There are a handful of ways to detect and remediate Dridex running in your environment. None of these are guaranteed to detect Dridex, but rather they speak to generic defenses that are required to at least raise the attacker’s cost and time for compromise.
Audit Autoruns: Regularly audit all autorun items on all Windows machines in your environment using freely available tools such as Sysinternals Autoruns. Pay especially close attention to any unexpected autorun items that are signed by Microsoft, but not sitting in the same directory as usual.
Antivirus: Ensure you have an anti-malware solution deployed on all endpoints in your environment and the definitions are up-to-date.
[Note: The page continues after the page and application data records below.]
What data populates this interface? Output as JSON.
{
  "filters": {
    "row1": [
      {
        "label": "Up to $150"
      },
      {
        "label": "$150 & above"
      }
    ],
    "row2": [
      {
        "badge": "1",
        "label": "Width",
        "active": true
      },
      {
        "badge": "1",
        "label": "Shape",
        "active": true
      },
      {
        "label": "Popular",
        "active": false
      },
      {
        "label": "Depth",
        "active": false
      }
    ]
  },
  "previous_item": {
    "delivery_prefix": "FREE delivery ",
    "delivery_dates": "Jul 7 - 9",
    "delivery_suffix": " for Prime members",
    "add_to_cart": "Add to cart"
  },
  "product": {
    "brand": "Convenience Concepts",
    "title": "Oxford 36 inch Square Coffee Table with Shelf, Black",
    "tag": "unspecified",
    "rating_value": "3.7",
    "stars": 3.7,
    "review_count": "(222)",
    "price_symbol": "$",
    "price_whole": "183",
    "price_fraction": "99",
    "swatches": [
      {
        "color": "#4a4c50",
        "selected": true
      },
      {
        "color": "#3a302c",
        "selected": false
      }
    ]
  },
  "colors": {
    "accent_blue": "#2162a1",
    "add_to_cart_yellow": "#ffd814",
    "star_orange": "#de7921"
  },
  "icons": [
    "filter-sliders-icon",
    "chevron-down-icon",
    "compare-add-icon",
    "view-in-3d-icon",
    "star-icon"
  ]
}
Antivirus alone is rarely enough to detect a novel variant of malware and detection may be subject to the delays of antivirus signatures.
Conduct Memory Analysis: If you suspect a machine may be compromised, conduct offline memory forensics with an open source tool like Volatility. This can be slow and time consuming but it is one of the few ways to find memory-resident code with open source tools.
Detecting with Endgame
While we offer numerous layers of detection, Endgame detects the latest variants of Dridex in the following places:
MalwareScoreTM: Dridex drops a handful of .DLLs onto disk at runtime that are detected by Endgame’s machine learning-driven binary classifier.
Fileless Attack Detection: Once the malicious code is injected into memory with the AtomBombing technique, Endgame’s fileless attack detection easily locates the malicious code running in memory.
Persistence Locations: The new variants of Dridex drop persistence items as scheduled tasks and DLL side loading. Endgame enumerates every binary that can be executed on startup using all the known techniques from every machine in your environment. This persistence method would trigger our “masquerading” analytic, as seen in the video below.
The video below demonstrates how Endgame stops DridexV4 at each of these layers.
The Only Constant is Change
New offense techniques come and go constantly. Last week, a major new variant of Dridex was observed in the wild, weaponizing the new AtomBombing code injection technique. Security products and organizational procedures that rely heavily on detecting traditional code injection techniques will fail because AtomBombing uses completely different APIs to accomplish an identical end-result of injecting code into memory. A layered approach is the only way to consistently stay on top of the adversaries’ newest attack techniques. The new AtomBombing technique is not a one-off abnormality, but is indicative of the sophistication and ever-evolving nature of offensive tradecraft. Just as the attackers pursue multiple and never-before-seen pathways toward successful compromise, so too are multiple layers required to stop them.